We arrived at the Drinks Show and were asked for ID. Being almost 40, this was flattering, but yes, the rule. I pulled out my Nova Scotia age of majority card; Greg, his Ontario health card.
“I need to see a driver’s license,” barked the security woman.
“This is all I have,” said Greg, “I don’t have a license.” She looked at him like he had two heads. “I’m not supposed to take this.” “It’s the only photo ID I’ve got,” he replied.
Then she turned to me. “What’s this?”
“Age of majority card for Nova Scotia.” I rolled my eyes, because I’ve gone through this so many times before. I expect it in Buffalo, or San Francisco where they’re not familiar with, you know, provinces, but in Ontario, I expect someone checking ID to be at least vaguely familiar with forms of identification from other areas of the country.

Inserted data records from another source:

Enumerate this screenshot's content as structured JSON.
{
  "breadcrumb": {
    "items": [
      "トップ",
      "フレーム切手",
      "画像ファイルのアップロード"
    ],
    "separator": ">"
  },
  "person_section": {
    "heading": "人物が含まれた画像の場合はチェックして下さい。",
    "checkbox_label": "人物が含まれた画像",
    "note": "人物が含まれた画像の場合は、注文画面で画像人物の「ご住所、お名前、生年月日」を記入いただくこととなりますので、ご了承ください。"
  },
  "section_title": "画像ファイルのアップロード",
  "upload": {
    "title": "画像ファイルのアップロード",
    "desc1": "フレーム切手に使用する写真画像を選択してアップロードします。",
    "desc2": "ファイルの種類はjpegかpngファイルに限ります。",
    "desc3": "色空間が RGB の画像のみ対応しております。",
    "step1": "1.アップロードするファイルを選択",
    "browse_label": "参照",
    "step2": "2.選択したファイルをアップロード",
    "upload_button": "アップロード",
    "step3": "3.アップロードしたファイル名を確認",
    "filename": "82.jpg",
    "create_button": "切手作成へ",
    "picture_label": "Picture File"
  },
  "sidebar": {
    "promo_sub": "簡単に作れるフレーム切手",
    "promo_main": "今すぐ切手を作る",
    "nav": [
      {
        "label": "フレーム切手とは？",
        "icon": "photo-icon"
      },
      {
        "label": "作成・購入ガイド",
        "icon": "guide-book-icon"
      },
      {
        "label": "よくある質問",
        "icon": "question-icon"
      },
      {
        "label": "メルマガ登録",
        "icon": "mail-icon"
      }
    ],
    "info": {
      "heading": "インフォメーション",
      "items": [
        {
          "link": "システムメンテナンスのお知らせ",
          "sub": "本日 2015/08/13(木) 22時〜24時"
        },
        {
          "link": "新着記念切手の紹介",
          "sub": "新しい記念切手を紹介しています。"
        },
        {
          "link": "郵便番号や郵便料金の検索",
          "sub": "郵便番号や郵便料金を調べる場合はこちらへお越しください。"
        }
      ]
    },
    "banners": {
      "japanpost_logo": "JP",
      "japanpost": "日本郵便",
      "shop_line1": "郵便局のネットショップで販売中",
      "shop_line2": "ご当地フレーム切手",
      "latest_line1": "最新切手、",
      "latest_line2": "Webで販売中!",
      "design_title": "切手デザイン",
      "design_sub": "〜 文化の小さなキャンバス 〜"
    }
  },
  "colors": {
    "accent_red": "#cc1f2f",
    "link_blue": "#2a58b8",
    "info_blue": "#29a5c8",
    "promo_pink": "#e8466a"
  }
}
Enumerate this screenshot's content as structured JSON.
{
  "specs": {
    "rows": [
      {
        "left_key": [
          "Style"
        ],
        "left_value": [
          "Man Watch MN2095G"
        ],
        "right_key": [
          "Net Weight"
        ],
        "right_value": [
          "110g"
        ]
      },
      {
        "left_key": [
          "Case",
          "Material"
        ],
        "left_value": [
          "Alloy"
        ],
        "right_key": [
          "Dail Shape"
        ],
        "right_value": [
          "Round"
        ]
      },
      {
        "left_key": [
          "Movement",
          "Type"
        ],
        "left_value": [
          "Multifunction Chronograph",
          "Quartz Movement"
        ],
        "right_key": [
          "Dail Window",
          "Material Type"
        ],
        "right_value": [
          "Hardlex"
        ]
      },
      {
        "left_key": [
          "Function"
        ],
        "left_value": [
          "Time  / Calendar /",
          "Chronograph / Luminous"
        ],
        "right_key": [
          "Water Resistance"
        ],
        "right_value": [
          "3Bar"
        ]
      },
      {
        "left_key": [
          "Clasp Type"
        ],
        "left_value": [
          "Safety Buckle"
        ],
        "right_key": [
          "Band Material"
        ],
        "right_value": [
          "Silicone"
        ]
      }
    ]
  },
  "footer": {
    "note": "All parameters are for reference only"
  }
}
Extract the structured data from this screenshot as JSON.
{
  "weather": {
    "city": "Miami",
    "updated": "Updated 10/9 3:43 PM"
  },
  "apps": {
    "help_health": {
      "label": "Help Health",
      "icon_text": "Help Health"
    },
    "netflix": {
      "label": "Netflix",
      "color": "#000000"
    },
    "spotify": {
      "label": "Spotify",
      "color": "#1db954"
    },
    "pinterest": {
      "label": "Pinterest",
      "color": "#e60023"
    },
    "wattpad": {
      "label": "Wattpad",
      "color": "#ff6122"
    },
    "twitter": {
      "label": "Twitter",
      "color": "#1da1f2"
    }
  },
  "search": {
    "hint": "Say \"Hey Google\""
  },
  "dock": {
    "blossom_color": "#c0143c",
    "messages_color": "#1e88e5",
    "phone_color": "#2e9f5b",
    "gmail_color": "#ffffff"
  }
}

“You don’t have a driver’s license either?”
“No. I choose not to drive. And I don’t believe that a driver’s license should be the only acceptable form of photo ID. This is a government-issued document, created for the sole purpose of notifying you that I’m old enough to drink – it should be more than acceptable.” I’m ready at this point to throw a hissy fit and yell for the organizers.
She’s not happy about the whole thing, but lets us in anyway. But I’m still cranky.
See, way back in the 80s, Nova Scotia driver’s licenses didn’t have photos. When you hit 19, the rite of passage for a Nova Scotian’s 19th birthday was to head to the LC (Liquor Commission) to get yourself an age of majority card. 3 pieces of ID that included a date of birth, signature and address were all you needed to score a nifty plastic card with your mug on it, and freedom to wreak havoc on the streets of downtown Halifax.
I moved to Ontario about a month before I turned 19. I’d show up at clubs in Toronto, hand over my Nova Scotia driver’s license when asked, and have doormen go “What the fuck is this?” because it lacked a photo. I looked into getting an Ontario age of majority card, but unlike Nova Scotia where you just showed up at the LC, in Ontario, you needed to fill out a form, submit photos by mail, and more confusing, have the document signed by a person of high standing who had known you for a minimum amount of time (usually a couple of years!). I had been here a month when I turned 19 – I didn’t know a doctor, dentist, judge or notary public – I had no one to sign my stupid document.
I actually ended up going back to Nova Scotia for a visit about six months after moving to Toronto, in part to go to the LC and get myself some damned photo ID. To this date, it’s the only photo ID I have. I never enjoyed driving, was incredibly bad at it, and living and working in Kensington Market, I didn’t need to drive anywhere, and would have been terrified to do so anyway. So I let my driver’s license expire, because as long as I had my age of majority card, there should be no problem getting into bars.
Yet at events like the Drinks Show last night, I still get hassled. Picking up packages at the post office, the clerks are confused by my lack of a driver’s license and don’t know what information to take from my age of majority photo ID.
And that really pisses me off. Why is the driver’s license the ID standard? Who says? And why can’t we train personnel whose job it is to take ID to learn that there is actually more than one kind? People from other countries or provinces aren’t going to have a stupid Ontario driver’s license. What happens to them when they try to attend an event like this? Driving should have nothing to do with drinking. At an event where the purpose is to drink alcoholic beverages, not having a driver’s license should mean that I’m one less person they have to worry about when I leave.
I’ve got government-issued photo ID that proves I’m of legal drinking age. That it’s not an Ontario driver’s license is not my problem – it’s the problem of the person checking ID to be familiar with the various acceptable documents out there.